Petya is not a new player in the ransomware world. It has multiple versions and was delivered to target machines as part of exploit kit campaigns and as malicious email attachments. The latest versions of petya seems to be spreading via the SMBv1 vulnerabilities (CVE-2017-0144 and CVE-2017-0145) in the Windows operating system. This behavior is similar to the WannaCry ransomware.
One of the initial infection vector for Petya was found to be a modified update file for M.E.Doc a Ukrainian tax accounting application. Upon execution Petya uses a lightweight version of mimkatz to obtain the password of the infected machine. With the credentials in hand it obtains all hosts on the network on TCP port 139 and 445. Once it has a valid target it copies a binary and tries to execute it using PSEXEC or WMIC. Petya is capable of lateral movement using EternalBlue and EternalRomance SMB exploits.
Petya also checks if certain processes are running, it generates a key with the process name, based on these checks the ransomware alters its execution cycle. It also checks if the dll is already present in the windows folder.
Petya targets the MBR (Master Boot Record) record if it has SeDebugPrivilege, it over writes the MBR with a custom boot loader that loads the encryption module. This module encrypts the Master File Table (MFT), which renders the file system un-readable. On reboot the boot-loader presents a chkdsk styled interface showing that it is repair disk errors, but it is actually encrypting the files on the disk. It targets all file and folder in fixed drives excluding C:\Windows. The malware does not append a new extension to encrypted files.
After this step it displays the ransom note and instructions for obtaining the decryption key. As per MSRC it also clears the System, Setup, Security, Application event logs and deletes NTFS journal info.
The email address mentioned in the ransom note has been disabled by the providers, this means payment messages will not be delivered.
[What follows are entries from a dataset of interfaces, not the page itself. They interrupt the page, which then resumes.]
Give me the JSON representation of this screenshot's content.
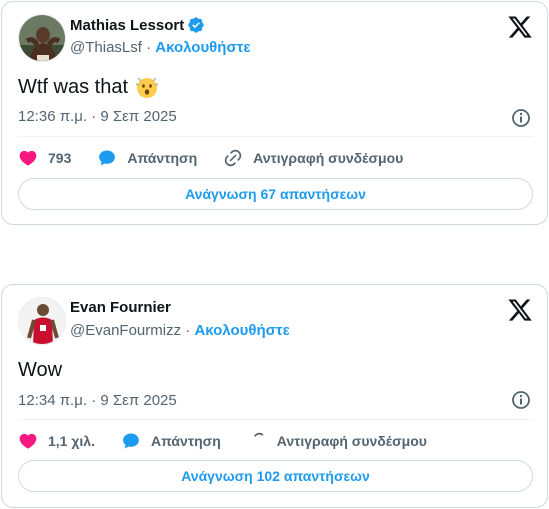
{
  "tweets": [
    {
      "display_name": "Mathias Lessort",
      "verified": true,
      "handle": "@ThiasLsf",
      "separator": "·",
      "follow_label": "Ακολουθήστε",
      "text": "Wtf was that",
      "emoji": "astonished-face-emoji",
      "timestamp": "12:36 π.μ. · 9 Σεπ 2025",
      "like_count": "793",
      "reply_label": "Απάντηση",
      "copy_link_label": "Αντιγραφή συνδέσμου",
      "read_replies_label": "Ανάγνωση 67 απαντήσεων"
    },
    {
      "display_name": "Evan Fournier",
      "verified": false,
      "handle": "@EvanFourmizz",
      "separator": "·",
      "follow_label": "Ακολουθήστε",
      "text": "Wow",
      "timestamp": "12:34 π.μ. · 9 Σεπ 2025",
      "like_count": "1,1 χιλ.",
      "reply_label": "Απάντηση",
      "copy_link_label": "Αντιγραφή συνδέσμου",
      "read_replies_label": "Ανάγνωση 102 απαντήσεων"
    }
  ],
  "colors": {
    "accent": "#1d9bf0",
    "like": "#f91880",
    "text": "#0f1419",
    "muted": "#536471",
    "border": "#cfd9de"
  },
  "icons": [
    "verified-badge-icon",
    "x-logo-icon",
    "info-icon",
    "heart-icon",
    "reply-bubble-icon",
    "link-icon"
  ]
}
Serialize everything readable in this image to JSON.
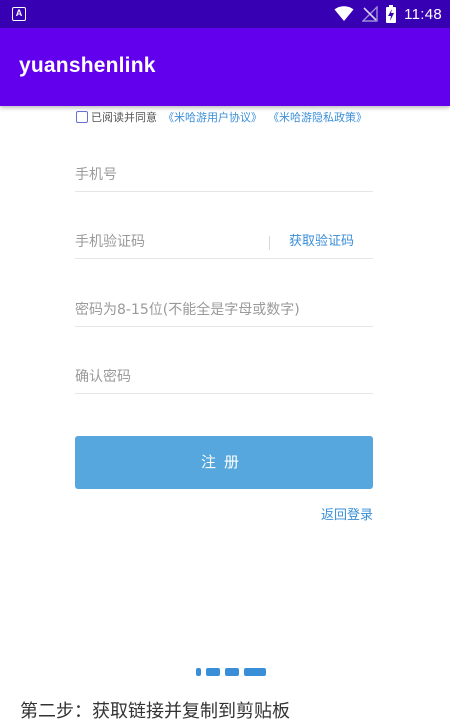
{
  "status_bar": {
    "app_icon_letter": "A",
    "time": "11:48",
    "icons": [
      "app-notification-icon",
      "wifi-icon",
      "no-signal-icon",
      "battery-charging-icon"
    ]
  },
  "app_bar": {
    "title": "yuanshenlink"
  },
  "form": {
    "agree_text": "已阅读并同意",
    "agreement_link_1": "《米哈游用户协议》",
    "agreement_link_2": "《米哈游隐私政策》",
    "phone_placeholder": "手机号",
    "code_placeholder": "手机验证码",
    "get_code_label": "获取验证码",
    "password_placeholder": "密码为8-15位(不能全是字母或数字)",
    "confirm_password_placeholder": "确认密码",
    "register_label": "注册",
    "back_to_login_label": "返回登录"
  },
  "caption": "第二步：获取链接并复制到剪贴板",
  "colors": {
    "status_bar_bg": "#3700b3",
    "app_bar_bg": "#6200ee",
    "register_button_bg": "#55a7dd",
    "link_color": "#3a8ed8"
  }
}
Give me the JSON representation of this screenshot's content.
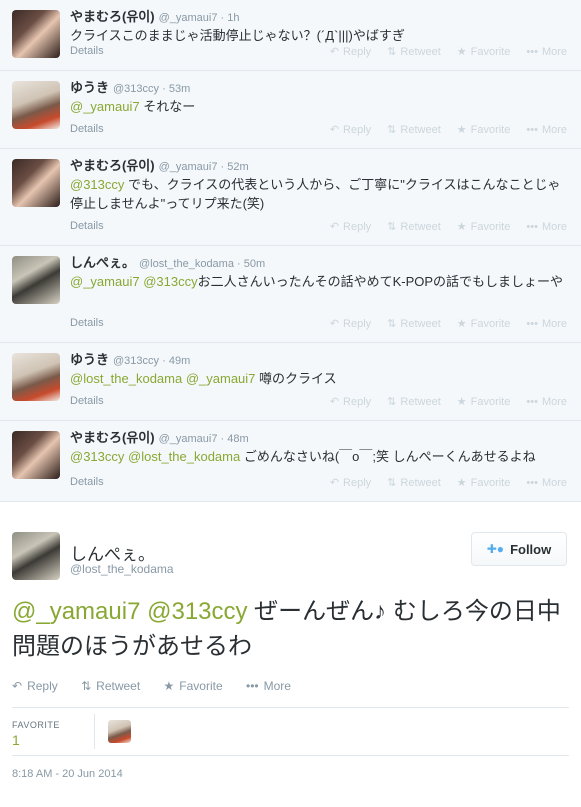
{
  "thread": [
    {
      "name": "やまむろ(유이)",
      "handle": "@_yamaui7",
      "time": "1h",
      "avatar": "yamamuro",
      "text_pre": "",
      "mentions": [],
      "text": "クライスこのままじゃ活動停止じゃない？(´Д`|||)やばすぎ",
      "details": "Details"
    },
    {
      "name": "ゆうき",
      "handle": "@313ccy",
      "time": "53m",
      "avatar": "yuuki",
      "mentions": [
        "@_yamaui7"
      ],
      "text": " それなー",
      "details": "Details"
    },
    {
      "name": "やまむろ(유이)",
      "handle": "@_yamaui7",
      "time": "52m",
      "avatar": "yamamuro",
      "mentions": [
        "@313ccy"
      ],
      "text": " でも、クライスの代表という人から、ご丁寧に\"クライスはこんなことじゃ停止しませんよ\"ってリプ来た(笑)",
      "details": "Details"
    },
    {
      "name": "しんぺぇ。",
      "handle": "@lost_the_kodama",
      "time": "50m",
      "avatar": "shinpe",
      "mentions": [
        "@_yamaui7",
        "@313ccy"
      ],
      "text": "お二人さんいったんその話やめてK-POPの話でもしましょーや",
      "details": "Details"
    },
    {
      "name": "ゆうき",
      "handle": "@313ccy",
      "time": "49m",
      "avatar": "yuuki",
      "mentions": [
        "@lost_the_kodama",
        "@_yamaui7"
      ],
      "text": " 噂のクライス",
      "details": "Details"
    },
    {
      "name": "やまむろ(유이)",
      "handle": "@_yamaui7",
      "time": "48m",
      "avatar": "yamamuro",
      "mentions": [
        "@313ccy",
        "@lost_the_kodama"
      ],
      "text": " ごめんなさいね(￣o￣;笑 しんぺーくんあせるよね",
      "details": "Details"
    }
  ],
  "actions": {
    "reply": "Reply",
    "retweet": "Retweet",
    "favorite": "Favorite",
    "more": "More"
  },
  "main_tweet": {
    "name": "しんぺぇ。",
    "handle": "@lost_the_kodama",
    "follow_label": "Follow",
    "mentions": [
      "@_yamaui7",
      "@313ccy"
    ],
    "text": " ぜーんぜん♪ むしろ今の日中問題のほうがあせるわ",
    "favorite_label": "FAVORITE",
    "favorite_count": "1",
    "timestamp": "8:18 AM - 20 Jun 2014"
  },
  "colors": {
    "mention": "#88a833",
    "muted": "#8899a6",
    "bg": "#f5f8fa",
    "border": "#e1e8ed",
    "follow_icon": "#55acee"
  },
  "icons": {
    "reply": "reply-arrow-icon",
    "retweet": "retweet-icon",
    "favorite": "star-icon",
    "more": "ellipsis-icon",
    "follow": "add-user-icon"
  }
}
According to news Petya is targeting businesses in Ukraine, Russia and Western Europe.
- Apply the latest patches for Windows. Scan your network with Qualys to detect vulnerable machines.
- If patches cannot be applied for some reason MRSC has suggests workaround to address the SMB vulnerabilities.
- We request organizations to scan their networks with QID 1037 to detect infected machines. The QID in question will be only effective if the ransomware has not reached the encryption phase in its infection cycle, which is before a system reboot.
- Use the Windows AppLocker feature to disable the execution of files named perfc.dat and PSExec.exe.
- Disable WMIC.
- Disable SMBv1.
- Block TCP Port 445 at the perimeter.
- Make sure systems are running up to date HIDS applications.
- Enforce secure password policy.
- Disable the admin$ share through group policy.
- There are reports in social media about a killswitch by creating a file under “C:\\Windows\perfc.dat”. This is not entirely reliable. We urge organizations to use a fully updated Anti-Virus solution to protect machines from Petya.
Petya utilizes executables with the following hashes:
- file.hash.md5: 71b6a493388e7d0b40c83ce903bc6b04
- file.hash.md5: 7e37ab34ecdcc3e77e24522ddfd4852d
Please continue to follow ThreatProtect for more information about Petya.